A couple questions

1. Dec 15, 2013

jaydnul

1. For a non-homogeneous, linear, 2nd order DE, using the method of undermined coefficients, what do you use for the particular solution for $e^x$ and $cosx$ or $sinx$. For example, if it is $x^2$, you use $Ax^2+Bx+C$.

2.For $y''-2y'+2y=0$ i put $y(x)=c_1e^{(1+i)x}+c_2e^{(1-i)x}$ but got it wrong. The right answer was written as $y(x)=e^{ix}(c_1cosx+c_2sinx)$. I always assumed that an answer using $e^x$ was right. How do I know when to use $e^x$ and when to use $sinx$ or $cosx$?

Thanks a bunch!!

2. Dec 15, 2013

Simon Bridge

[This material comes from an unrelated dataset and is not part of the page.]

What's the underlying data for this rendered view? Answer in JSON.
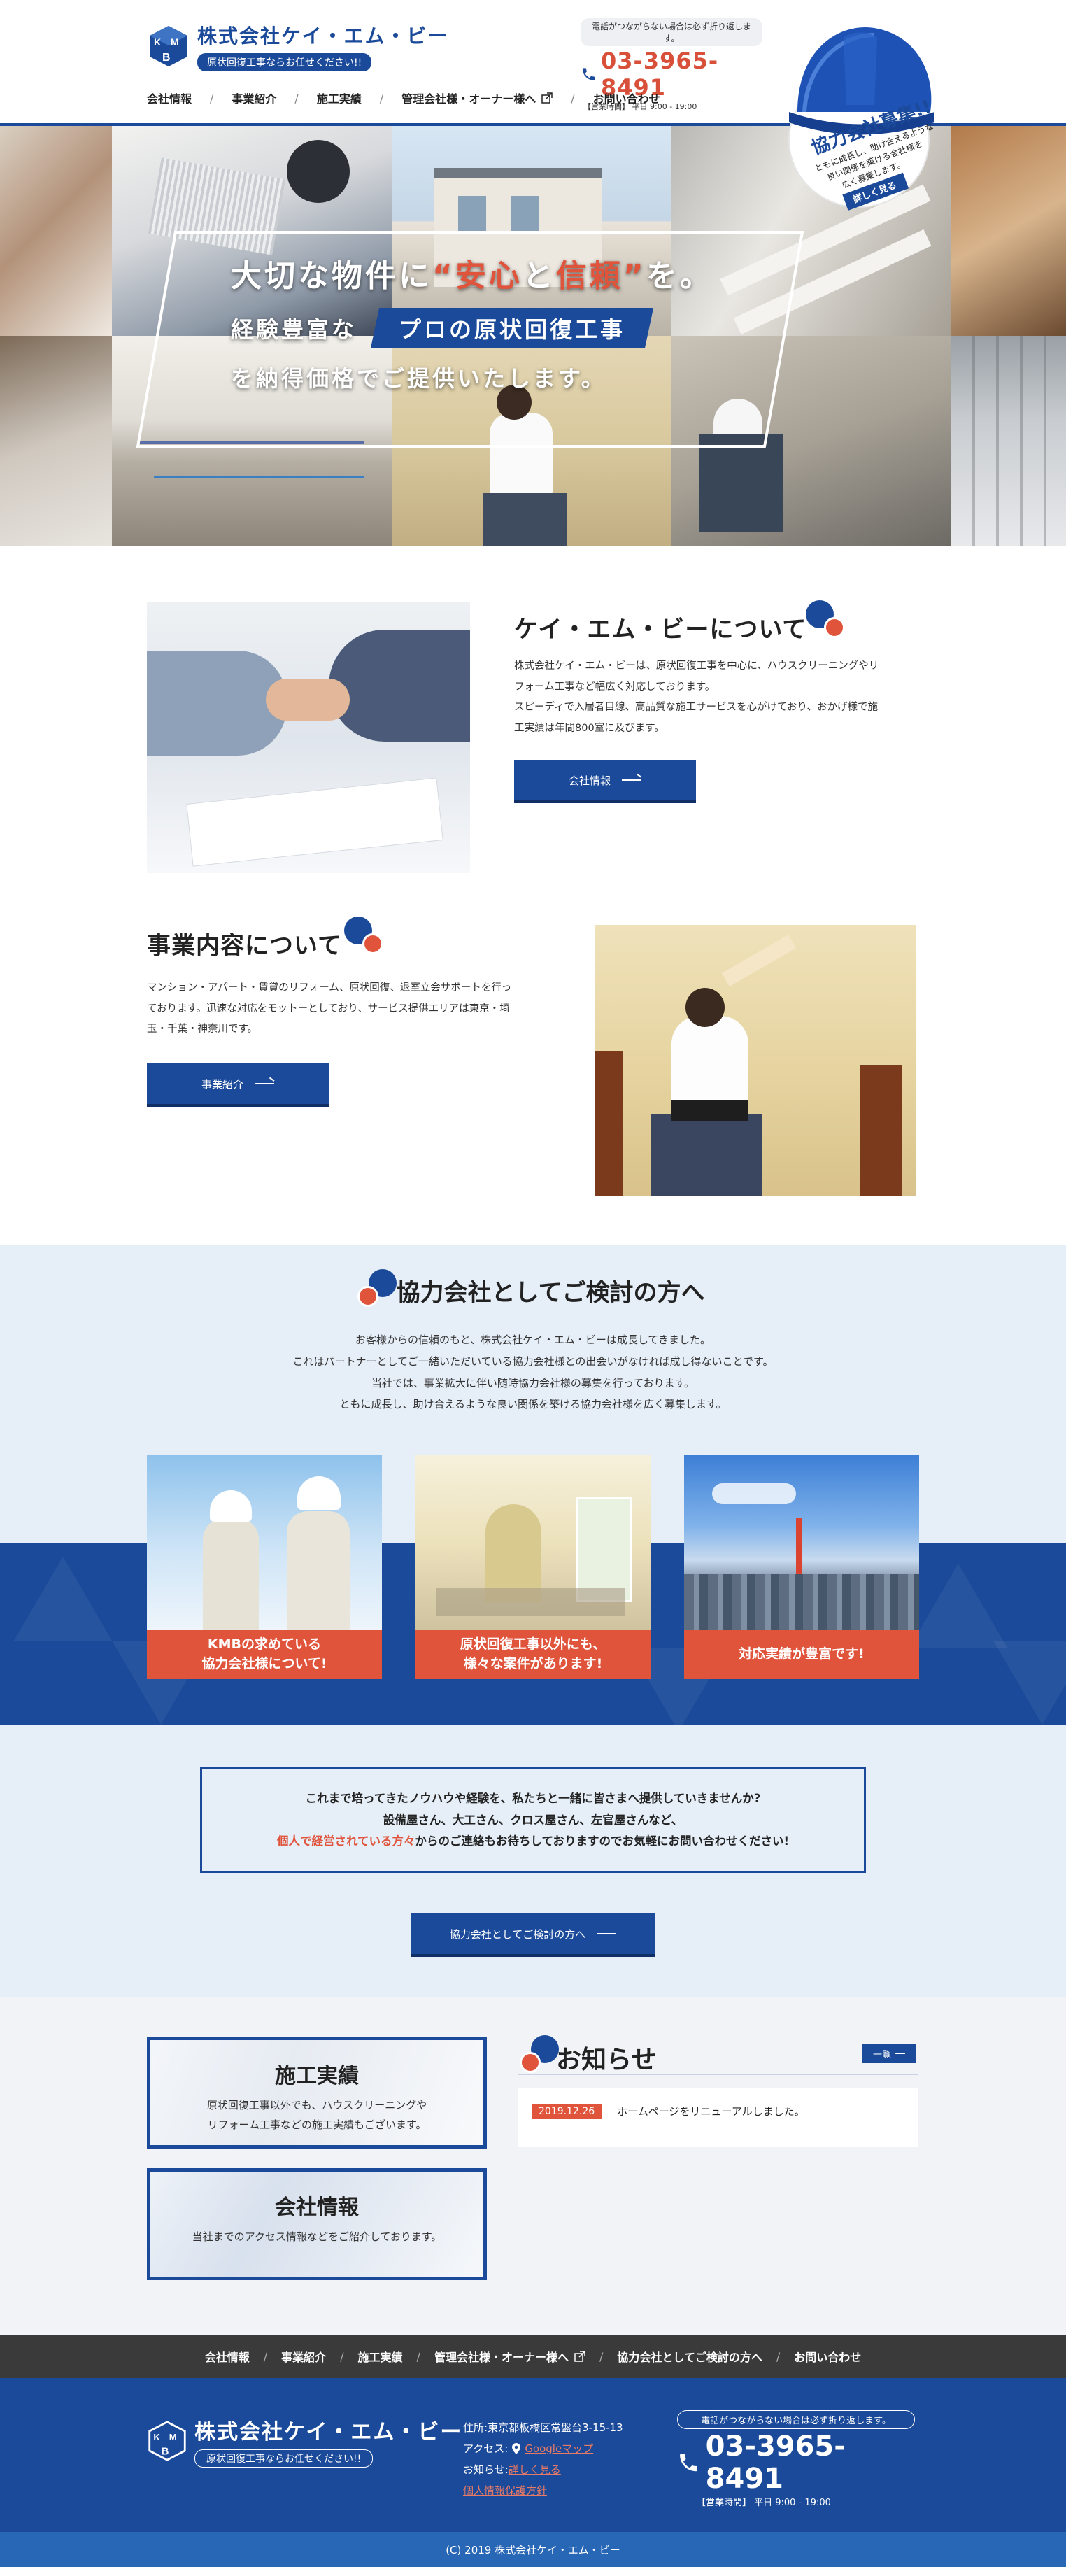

1.
You use the solution that fits with the rest of the DE.

How do you know in advance? By experience. Painful experience. Builds character.
That's why you are given these exercises - to gain the experience.

Have you seen:
http://tutorial.math.lamar.edu/Classes/DE/NonhomogeneousDE.aspx

i.e. if the inhomogeniety is e^x, then try Ae^x as a particular solution.

2.
For y''-2y'+2y = 0, you guess $y=e^{\lambda x}$ - which ends up with your solution right?
- expand the "right" answer in terms of powers of e and see if it matches yours.

Last edited: Dec 15, 2013
3. Dec 15, 2013

jaydnul

Thanks Simon. I'm still a little confused. What do you mean by expanding it in terms of powers of e?

4. Dec 15, 2013

Simon Bridge

You can express sine and cosine as a sum of complex exponentials.
Look up Euler's formula.

general solutions of the form $y=Ae^{\lambda_1x}+Be^{\lambda_2 x}$
and of form $y=e^{ax}C\sin(x)+D\cos(x)$ should be equivalent in this case.

5. Dec 15, 2013

jaydnul

Oh ok i see. Thanks